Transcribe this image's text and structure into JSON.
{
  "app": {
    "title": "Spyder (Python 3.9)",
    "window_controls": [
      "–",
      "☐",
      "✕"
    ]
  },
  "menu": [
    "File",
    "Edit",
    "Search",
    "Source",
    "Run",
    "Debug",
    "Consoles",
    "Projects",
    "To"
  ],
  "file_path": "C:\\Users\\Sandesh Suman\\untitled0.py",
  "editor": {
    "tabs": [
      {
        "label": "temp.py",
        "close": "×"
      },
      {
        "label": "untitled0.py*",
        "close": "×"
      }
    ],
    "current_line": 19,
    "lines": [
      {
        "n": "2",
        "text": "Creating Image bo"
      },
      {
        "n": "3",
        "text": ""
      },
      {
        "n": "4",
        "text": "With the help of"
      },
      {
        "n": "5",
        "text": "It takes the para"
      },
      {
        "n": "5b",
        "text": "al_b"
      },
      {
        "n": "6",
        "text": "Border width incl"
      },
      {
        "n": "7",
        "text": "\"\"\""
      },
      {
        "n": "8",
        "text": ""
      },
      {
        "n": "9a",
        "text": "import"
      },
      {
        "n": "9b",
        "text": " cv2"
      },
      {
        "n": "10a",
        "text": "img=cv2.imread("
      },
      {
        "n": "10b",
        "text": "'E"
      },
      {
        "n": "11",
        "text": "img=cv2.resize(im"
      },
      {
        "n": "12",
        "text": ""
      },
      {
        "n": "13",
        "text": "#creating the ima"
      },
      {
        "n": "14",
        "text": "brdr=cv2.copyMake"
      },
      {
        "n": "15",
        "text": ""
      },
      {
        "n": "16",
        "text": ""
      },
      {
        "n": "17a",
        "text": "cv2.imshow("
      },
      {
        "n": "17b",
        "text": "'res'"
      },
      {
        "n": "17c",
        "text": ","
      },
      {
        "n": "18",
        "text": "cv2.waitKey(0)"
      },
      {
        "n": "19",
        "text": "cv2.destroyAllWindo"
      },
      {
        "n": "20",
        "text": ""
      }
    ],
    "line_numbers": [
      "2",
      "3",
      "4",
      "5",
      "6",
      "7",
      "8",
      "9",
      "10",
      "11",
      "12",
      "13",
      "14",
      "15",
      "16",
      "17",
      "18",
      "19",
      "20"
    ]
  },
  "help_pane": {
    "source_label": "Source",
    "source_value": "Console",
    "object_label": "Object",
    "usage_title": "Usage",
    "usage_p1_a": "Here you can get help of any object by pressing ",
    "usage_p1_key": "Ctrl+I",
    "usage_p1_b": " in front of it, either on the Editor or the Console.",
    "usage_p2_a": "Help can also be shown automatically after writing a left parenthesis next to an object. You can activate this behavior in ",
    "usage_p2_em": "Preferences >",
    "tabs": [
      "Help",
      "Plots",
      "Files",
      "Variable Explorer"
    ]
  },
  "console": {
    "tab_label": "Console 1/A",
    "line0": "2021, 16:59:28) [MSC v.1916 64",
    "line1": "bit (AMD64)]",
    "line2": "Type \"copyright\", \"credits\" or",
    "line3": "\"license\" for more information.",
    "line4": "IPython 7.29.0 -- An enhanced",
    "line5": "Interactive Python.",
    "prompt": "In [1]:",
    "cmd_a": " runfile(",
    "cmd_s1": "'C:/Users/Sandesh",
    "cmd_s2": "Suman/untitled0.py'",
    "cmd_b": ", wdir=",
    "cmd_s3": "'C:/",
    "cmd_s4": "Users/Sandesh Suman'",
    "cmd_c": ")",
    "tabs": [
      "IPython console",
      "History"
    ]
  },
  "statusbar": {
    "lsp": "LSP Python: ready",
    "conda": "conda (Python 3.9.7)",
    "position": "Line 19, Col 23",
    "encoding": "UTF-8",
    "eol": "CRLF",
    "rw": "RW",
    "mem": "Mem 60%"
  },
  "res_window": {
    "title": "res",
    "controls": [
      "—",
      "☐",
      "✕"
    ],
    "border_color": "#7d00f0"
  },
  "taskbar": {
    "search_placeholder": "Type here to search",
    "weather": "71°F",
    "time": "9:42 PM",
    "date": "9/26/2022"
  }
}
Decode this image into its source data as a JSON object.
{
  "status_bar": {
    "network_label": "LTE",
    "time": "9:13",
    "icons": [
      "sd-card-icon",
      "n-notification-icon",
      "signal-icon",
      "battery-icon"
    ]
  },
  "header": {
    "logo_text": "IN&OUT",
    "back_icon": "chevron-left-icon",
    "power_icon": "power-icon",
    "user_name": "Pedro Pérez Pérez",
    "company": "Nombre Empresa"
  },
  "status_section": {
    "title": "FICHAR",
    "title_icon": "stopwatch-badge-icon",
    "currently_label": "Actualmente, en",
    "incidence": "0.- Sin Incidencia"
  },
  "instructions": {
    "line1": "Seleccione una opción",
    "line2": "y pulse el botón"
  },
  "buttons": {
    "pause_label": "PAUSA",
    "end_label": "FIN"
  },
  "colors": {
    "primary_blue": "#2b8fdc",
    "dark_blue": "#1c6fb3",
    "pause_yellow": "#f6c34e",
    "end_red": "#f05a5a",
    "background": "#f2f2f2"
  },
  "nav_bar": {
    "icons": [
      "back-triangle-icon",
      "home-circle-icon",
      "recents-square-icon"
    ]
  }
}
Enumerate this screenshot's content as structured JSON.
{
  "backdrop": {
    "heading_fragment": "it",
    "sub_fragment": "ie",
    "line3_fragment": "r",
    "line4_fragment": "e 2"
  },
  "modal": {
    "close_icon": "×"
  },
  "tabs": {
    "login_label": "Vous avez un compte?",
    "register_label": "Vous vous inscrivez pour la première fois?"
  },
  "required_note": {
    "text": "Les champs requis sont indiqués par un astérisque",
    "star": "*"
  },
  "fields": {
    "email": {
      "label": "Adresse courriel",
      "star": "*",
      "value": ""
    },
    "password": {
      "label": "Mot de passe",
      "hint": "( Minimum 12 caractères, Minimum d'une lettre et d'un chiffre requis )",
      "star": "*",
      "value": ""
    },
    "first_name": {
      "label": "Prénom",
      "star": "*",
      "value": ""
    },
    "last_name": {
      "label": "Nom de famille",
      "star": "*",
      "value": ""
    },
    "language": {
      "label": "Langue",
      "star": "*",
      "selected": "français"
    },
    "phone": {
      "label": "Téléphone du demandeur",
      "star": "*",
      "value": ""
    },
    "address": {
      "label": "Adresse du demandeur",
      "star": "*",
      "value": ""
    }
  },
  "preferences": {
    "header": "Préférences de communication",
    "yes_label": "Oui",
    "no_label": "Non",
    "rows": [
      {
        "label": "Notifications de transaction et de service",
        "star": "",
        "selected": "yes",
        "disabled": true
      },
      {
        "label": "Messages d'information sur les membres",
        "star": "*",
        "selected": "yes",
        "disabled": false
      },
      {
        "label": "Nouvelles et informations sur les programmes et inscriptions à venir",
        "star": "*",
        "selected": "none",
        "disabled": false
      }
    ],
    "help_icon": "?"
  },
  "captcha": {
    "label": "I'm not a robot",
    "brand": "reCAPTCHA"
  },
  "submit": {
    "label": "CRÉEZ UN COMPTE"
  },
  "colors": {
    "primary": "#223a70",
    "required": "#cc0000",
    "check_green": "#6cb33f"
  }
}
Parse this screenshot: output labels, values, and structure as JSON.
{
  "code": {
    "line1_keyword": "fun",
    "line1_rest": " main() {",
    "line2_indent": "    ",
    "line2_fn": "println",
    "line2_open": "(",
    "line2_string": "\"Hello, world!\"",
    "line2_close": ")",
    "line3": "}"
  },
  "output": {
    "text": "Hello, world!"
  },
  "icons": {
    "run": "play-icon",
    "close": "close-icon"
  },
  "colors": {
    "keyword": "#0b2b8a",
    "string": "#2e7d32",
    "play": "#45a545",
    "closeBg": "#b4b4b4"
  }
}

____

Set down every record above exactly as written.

### WORKED SOLUTION
Transcribe this image's text and structure into JSON.
{
  "app": {
    "title": "Spyder (Python 3.9)",
    "window_controls": [
      "–",
      "☐",
      "✕"
    ]
  },
  "menu": [
    "File",
    "Edit",
    "Search",
    "Source",
    "Run",
    "Debug",
    "Consoles",
    "Projects",
    "To"
  ],
  "file_path": "C:\\Users\\Sandesh Suman\\untitled0.py",
  "editor": {
    "tabs": [
      {
        "label": "temp.py",
        "close": "×"
      },
      {
        "label": "untitled0.py*",
        "close": "×"
      }
    ],
    "current_line": 19,
    "lines": [
      {
        "n": "2",
        "text": "Creating Image bo"
      },
      {
        "n": "3",
        "text": ""
      },
      {
        "n": "4",
        "text": "With the help of"
      },
      {
        "n": "5",
        "text": "It takes the para"
      },
      {
        "n": "5b",
        "text": "al_b"
      },
      {
        "n": "6",
        "text": "Border width incl"
      },
      {
        "n": "7",
        "text": "\"\"\""
      },
      {
        "n": "8",
        "text": ""
      },
      {
        "n": "9a",
        "text": "import"
      },
      {
        "n": "9b",
        "text": " cv2"
      },
      {
        "n": "10a",
        "text": "img=cv2.imread("
      },
      {
        "n": "10b",
        "text": "'E"
      },
      {
        "n": "11",
        "text": "img=cv2.resize(im"
      },
      {
        "n": "12",
        "text": ""
      },
      {
        "n": "13",
        "text": "#creating the ima"
      },
      {
        "n": "14",
        "text": "brdr=cv2.copyMake"
      },
      {
        "n": "15",
        "text": ""
      },
      {
        "n": "16",
        "text": ""
      },
      {
        "n": "17a",
        "text": "cv2.imshow("
      },
      {
        "n": "17b",
        "text": "'res'"
      },
      {
        "n": "17c",
        "text": ","
      },
      {
        "n": "18",
        "text": "cv2.waitKey(0)"
      },
      {
        "n": "19",
        "text": "cv2.destroyAllWindo"
      },
      {
        "n": "20",
        "text": ""
      }
    ],
    "line_numbers": [
      "2",
      "3",
      "4",
      "5",
      "6",
      "7",
      "8",
      "9",
      "10",
      "11",
      "12",
      "13",
      "14",
      "15",
      "16",
      "17",
      "18",
      "19",
      "20"
    ]
  },
  "help_pane": {
    "source_label": "Source",
    "source_value": "Console",
    "object_label": "Object",
    "usage_title": "Usage",
    "usage_p1_a": "Here you can get help of any object by pressing ",
    "usage_p1_key": "Ctrl+I",
    "usage_p1_b": " in front of it, either on the Editor or the Console.",
    "usage_p2_a": "Help can also be shown automatically after writing a left parenthesis next to an object. You can activate this behavior in ",
    "usage_p2_em": "Preferences >",
    "tabs": [
      "Help",
      "Plots",
      "Files",
      "Variable Explorer"
    ]
  },
  "console": {
    "tab_label": "Console 1/A",
    "line0": "2021, 16:59:28) [MSC v.1916 64",
    "line1": "bit (AMD64)]",
    "line2": "Type \"copyright\", \"credits\" or",
    "line3": "\"license\" for more information.",
    "line4": "IPython 7.29.0 -- An enhanced",
    "line5": "Interactive Python.",
    "prompt": "In [1]:",
    "cmd_a": " runfile(",
    "cmd_s1": "'C:/Users/Sandesh",
    "cmd_s2": "Suman/untitled0.py'",
    "cmd_b": ", wdir=",
    "cmd_s3": "'C:/",
    "cmd_s4": "Users/Sandesh Suman'",
    "cmd_c": ")",
    "tabs": [
      "IPython console",
      "History"
    ]
  },
  "statusbar": {
    "lsp": "LSP Python: ready",
    "conda": "conda (Python 3.9.7)",
    "position": "Line 19, Col 23",
    "encoding": "UTF-8",
    "eol": "CRLF",
    "rw": "RW",
    "mem": "Mem 60%"
  },
  "res_window": {
    "title": "res",
    "controls": [
      "—",
      "☐",
      "✕"
    ],
    "border_color": "#7d00f0"
  },
  "taskbar": {
    "search_placeholder": "Type here to search",
    "weather": "71°F",
    "time": "9:42 PM",
    "date": "9/26/2022"
  }
}
Decode this image into its source data as a JSON object.
{
  "status_bar": {
    "network_label": "LTE",
    "time": "9:13",
    "icons": [
      "sd-card-icon",
      "n-notification-icon",
      "signal-icon",
      "battery-icon"
    ]
  },
  "header": {
    "logo_text": "IN&OUT",
    "back_icon": "chevron-left-icon",
    "power_icon": "power-icon",
    "user_name": "Pedro Pérez Pérez",
    "company": "Nombre Empresa"
  },
  "status_section": {
    "title": "FICHAR",
    "title_icon": "stopwatch-badge-icon",
    "currently_label": "Actualmente, en",
    "incidence": "0.- Sin Incidencia"
  },
  "instructions": {
    "line1": "Seleccione una opción",
    "line2": "y pulse el botón"
  },
  "buttons": {
    "pause_label": "PAUSA",
    "end_label": "FIN"
  },
  "colors": {
    "primary_blue": "#2b8fdc",
    "dark_blue": "#1c6fb3",
    "pause_yellow": "#f6c34e",
    "end_red": "#f05a5a",
    "background": "#f2f2f2"
  },
  "nav_bar": {
    "icons": [
      "back-triangle-icon",
      "home-circle-icon",
      "recents-square-icon"
    ]
  }
}
Enumerate this screenshot's content as structured JSON.
{
  "backdrop": {
    "heading_fragment": "it",
    "sub_fragment": "ie",
    "line3_fragment": "r",
    "line4_fragment": "e 2"
  },
  "modal": {
    "close_icon": "×"
  },
  "tabs": {
    "login_label": "Vous avez un compte?",
    "register_label": "Vous vous inscrivez pour la première fois?"
  },
  "required_note": {
    "text": "Les champs requis sont indiqués par un astérisque",
    "star": "*"
  },
  "fields": {
    "email": {
      "label": "Adresse courriel",
      "star": "*",
      "value": ""
    },
    "password": {
      "label": "Mot de passe",
      "hint": "( Minimum 12 caractères, Minimum d'une lettre et d'un chiffre requis )",
      "star": "*",
      "value": ""
    },
    "first_name": {
      "label": "Prénom",
      "star": "*",
      "value": ""
    },
    "last_name": {
      "label": "Nom de famille",
      "star": "*",
      "value": ""
    },
    "language": {
      "label": "Langue",
      "star": "*",
      "selected": "français"
    },
    "phone": {
      "label": "Téléphone du demandeur",
      "star": "*",
      "value": ""
    },
    "address": {
      "label": "Adresse du demandeur",
      "star": "*",
      "value": ""
    }
  },
  "preferences": {
    "header": "Préférences de communication",
    "yes_label": "Oui",
    "no_label": "Non",
    "rows": [
      {
        "label": "Notifications de transaction et de service",
        "star": "",
        "selected": "yes",
        "disabled": true
      },
      {
        "label": "Messages d'information sur les membres",
        "star": "*",
        "selected": "yes",
        "disabled": false
      },
      {
        "label": "Nouvelles et informations sur les programmes et inscriptions à venir",
        "star": "*",
        "selected": "none",
        "disabled": false
      }
    ],
    "help_icon": "?"
  },
  "captcha": {
    "label": "I'm not a robot",
    "brand": "reCAPTCHA"
  },
  "submit": {
    "label": "CRÉEZ UN COMPTE"
  },
  "colors": {
    "primary": "#223a70",
    "required": "#cc0000",
    "check_green": "#6cb33f"
  }
}
Parse this screenshot: output labels, values, and structure as JSON.
{
  "code": {
    "line1_keyword": "fun",
    "line1_rest": " main() {",
    "line2_indent": "    ",
    "line2_fn": "println",
    "line2_open": "(",
    "line2_string": "\"Hello, world!\"",
    "line2_close": ")",
    "line3": "}"
  },
  "output": {
    "text": "Hello, world!"
  },
  "icons": {
    "run": "play-icon",
    "close": "close-icon"
  },
  "colors": {
    "keyword": "#0b2b8a",
    "string": "#2e7d32",
    "play": "#45a545",
    "closeBg": "#b4b4b4"
  }
}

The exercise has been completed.